Filed under: Artificial Sweeteners, Chronic Disease, Healthy Lifestyle | Tags: Artificial Sweeteners, Equal, Splenda, Sweet'N Low, type 2 diabetes
“Artificial sweeteners may disrupt the body’s ability to regulate blood sugar, causing metabolic changes that can be a precursor to diabetes, researchers are reporting.”
So began a recent article in The New York Times that delved into why it may not be the best idea to recommend artificial sweeteners as a way to help prevent and/or manage diabetes.
The researchers, using mice and then humans in their experiments, found that Sweet’N Low, Splenda, and Equal all altered the population of bacteria in the digestive system. And this altered “microbiome” then led to changes in the metabolism of glucose—the test subjects’ blood sugar rose higher after eating and decreased more slowly than it did prior to the introduction of the artificial sweeteners into their system. After only one week, the mice given the sweeteners developed a “marked intolerance to glucose,” which is the precursor to such conditions as metabolic syndrome and Type 2 diabetes. When the scientists gave the mice antibiotics to kill much of the bacteria in their digestive systems, their glucose intolerance disappeared.
More and more research is demonstrating just how important our gut bacteria is. The right mix of bacteria leads to a stronger immune system and better digestion, for instance, while the wrong bacteria can lead to illness and obesity.
To help the good bacteria proliferate in your gut, move away from not just artificial sweeteners but also sugar, poor-quality fats, junk food, and chemical additives to food; and eat more fermented foods like plain yogurt or kefir, veggies (green veggies in particular), fruits, healthy fats, lean protein, nuts, seeds, and whole grains. Your intestines—and your whole body—will thank you.

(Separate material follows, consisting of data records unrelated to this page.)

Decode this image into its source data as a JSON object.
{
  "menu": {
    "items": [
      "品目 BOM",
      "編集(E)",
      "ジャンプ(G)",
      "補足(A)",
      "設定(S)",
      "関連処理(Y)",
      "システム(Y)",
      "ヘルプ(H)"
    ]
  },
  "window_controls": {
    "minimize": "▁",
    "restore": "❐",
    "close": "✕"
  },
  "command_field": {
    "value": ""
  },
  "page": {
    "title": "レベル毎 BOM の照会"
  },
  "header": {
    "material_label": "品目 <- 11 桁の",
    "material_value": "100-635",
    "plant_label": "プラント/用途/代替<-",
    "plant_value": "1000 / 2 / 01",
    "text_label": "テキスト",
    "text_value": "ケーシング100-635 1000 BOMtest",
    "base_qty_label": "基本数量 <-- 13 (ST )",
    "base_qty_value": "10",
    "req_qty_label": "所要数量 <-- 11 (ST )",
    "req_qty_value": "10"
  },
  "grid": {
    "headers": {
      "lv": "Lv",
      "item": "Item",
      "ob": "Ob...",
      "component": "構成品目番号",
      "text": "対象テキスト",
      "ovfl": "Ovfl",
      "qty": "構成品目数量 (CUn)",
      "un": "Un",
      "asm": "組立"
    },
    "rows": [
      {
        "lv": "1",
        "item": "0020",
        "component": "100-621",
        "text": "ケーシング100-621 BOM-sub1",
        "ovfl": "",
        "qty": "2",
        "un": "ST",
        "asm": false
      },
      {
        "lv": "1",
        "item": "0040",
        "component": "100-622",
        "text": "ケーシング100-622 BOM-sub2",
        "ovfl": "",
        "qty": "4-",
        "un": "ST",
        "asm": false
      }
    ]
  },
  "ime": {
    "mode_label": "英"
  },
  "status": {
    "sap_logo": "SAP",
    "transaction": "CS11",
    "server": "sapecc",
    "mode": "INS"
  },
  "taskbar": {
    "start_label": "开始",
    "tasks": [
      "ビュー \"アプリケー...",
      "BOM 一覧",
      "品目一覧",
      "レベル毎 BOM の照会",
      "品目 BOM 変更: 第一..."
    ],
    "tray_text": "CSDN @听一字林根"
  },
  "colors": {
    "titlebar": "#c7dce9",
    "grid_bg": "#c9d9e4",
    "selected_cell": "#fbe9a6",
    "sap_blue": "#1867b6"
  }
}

Filed under: Artificial Sweeteners, Food/Health Blogs, Fruits, Healthy Lifestyle, Meat, Sweets, Vegetables, weight loss | Tags: BPA, diet soda, Glamour.com, hormones, lack of sleep, organic, stress, weight gain, weight loss
You eat veggies and whole grains. You hit the gym. You’ve got your portions under control. So what’s the deal with those last few stubborn pounds? Seven unexpected weight saboteurs could have something to do with it. Check out my first article on Glamour.com for more.
Filed under: Artificial Sweeteners, Beans, Eggs, Fruits, Grains, Meat, Mushrooms, Oils, Recipes, Sweets, Vegetables, Water | Tags: food timeline, haggis, history of food, Mallomars, rice
Check this out: Found this “food timeline” online that details when different foods first came into use and/or were invented. Rice and millet, for instance, have been eaten since before 17,000 B.C. (but brown rice didn’t hit the U.S. until the 1960s). Marshmallows have been around since 2,000 B.C. And seedless watermelon first entered the market in 1949. Plus, recipes!
Filed under: Artificial Sweeteners, Chronic Disease, weight loss | Tags: Artificial Sweeteners, aspartame, Chronic Disease, Diet Coke, Diet Pepsi, Donald Rumsfeld, Nutrasweet, soda
I’ve been hearing for quite a while now about the evils of artificial sweeteners like aspartame. But this article by Dr. Gary G. Kohls is particularly enlightening, and takes a look at the role that none other than Donald Rumsfeld played in getting aspartame approved during the Reagan administration.
Among the health problems that aspartame can cause are seizures, multiple sclerosis, headaches, lupus, insomnia, fibromyalgia, arthritis, depression, and anxiety. Given that recent studies have shown that artificial sweeteners tend to increase your appetite as well as your desire for sweets, think about whether your diet soda is really doing you any good.